With Rick's condition rapidly worsening, Ryan and Kristy return to the Museum without him. The tools are stolen easily, their cases not even locked, but taking the American flag trips an alarm and alerts Museum security. Ryan and Kristy shoot their way through the confused guards and escape.
Ultimately Zimyanin is able to track the group's path back to the abandoned American dacha, following a path of violent firefights and other crimes, while the group works quickly to repair the MAT-TRANS door under the guidance of Rick, who is entering the final, fatal stages of ALS. Zimyanin's forces attack the dacha as repairs are nearing completion, and Rick asks to be left behind with cans of gasoline and a pyrotab to cover the escape. Ryan and the others are able to hold off the Russians long enough for the door to be repaired; before they leave Rick, wrapped in the rescued American flag, asks for one last favor: to hear the The Star-Spangled Banner before he dies. With Doc's help the group tearfully sings the anthem for Rick, who dies before the song is finished.
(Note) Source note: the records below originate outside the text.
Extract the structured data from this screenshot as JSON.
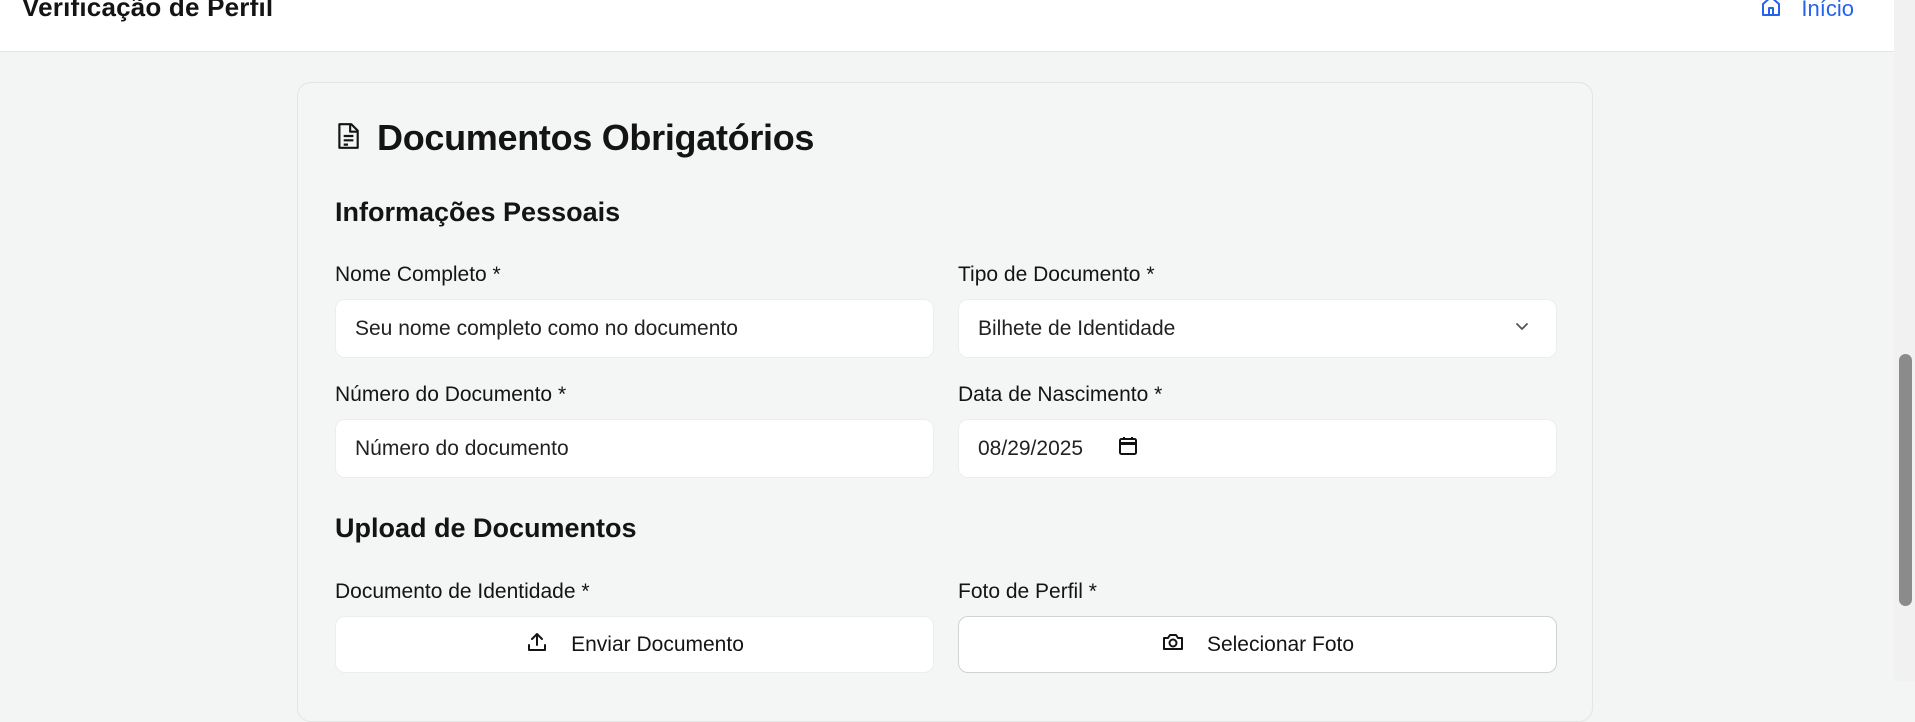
{
  "header": {
    "title": "Verificação de Perfil",
    "home_label": "Início"
  },
  "card": {
    "title": "Documentos Obrigatórios",
    "sections": {
      "personal": "Informações Pessoais",
      "upload": "Upload de Documentos"
    }
  },
  "form": {
    "full_name": {
      "label": "Nome Completo *",
      "placeholder": "Seu nome completo como no documento"
    },
    "doc_type": {
      "label": "Tipo de Documento *",
      "value": "Bilhete de Identidade"
    },
    "doc_number": {
      "label": "Número do Documento *",
      "placeholder": "Número do documento"
    },
    "birth_date": {
      "label": "Data de Nascimento *",
      "value": "08/29/2025"
    },
    "id_document": {
      "label": "Documento de Identidade *",
      "button": "Enviar Documento"
    },
    "profile_photo": {
      "label": "Foto de Perfil *",
      "button": "Selecionar Foto"
    }
  },
  "colors": {
    "accent": "#2563eb",
    "background": "#f3f5f4",
    "card": "#f4f6f5"
  },
  "icons": {
    "home": "home-icon",
    "document": "document-icon",
    "chevron": "chevron-down-icon",
    "calendar": "calendar-icon",
    "upload": "upload-icon",
    "camera": "camera-icon"
  }
}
Zimyanin manages to make it to the hidden redoubt during this time, and enters the control room just as Ryan hurls the burning pyrotab into the gas-soaked room before closing the chamber door; Zimyanin narrowly avoids being killed by the ensuing fire. As the MAT-TRANS activates he runs through the fire and quickly enters the chamber, intent on killing the now-incapacitated Ryan. Ryan is aware of Zimyanin's hands around his neck as the jump continues, but is unable to do anything as he slides into unconsciousness.
- This book was authored by Laurence James.
- ◾A scene in Red Equinox, where Ryan shoots up a bunch of people in the market, and a baby carriage goes rolling down the stairs, is likely based on the movie The Untouchables (which, ironically, stole that scene from a Russian propaganda film called Battleship Potemkin).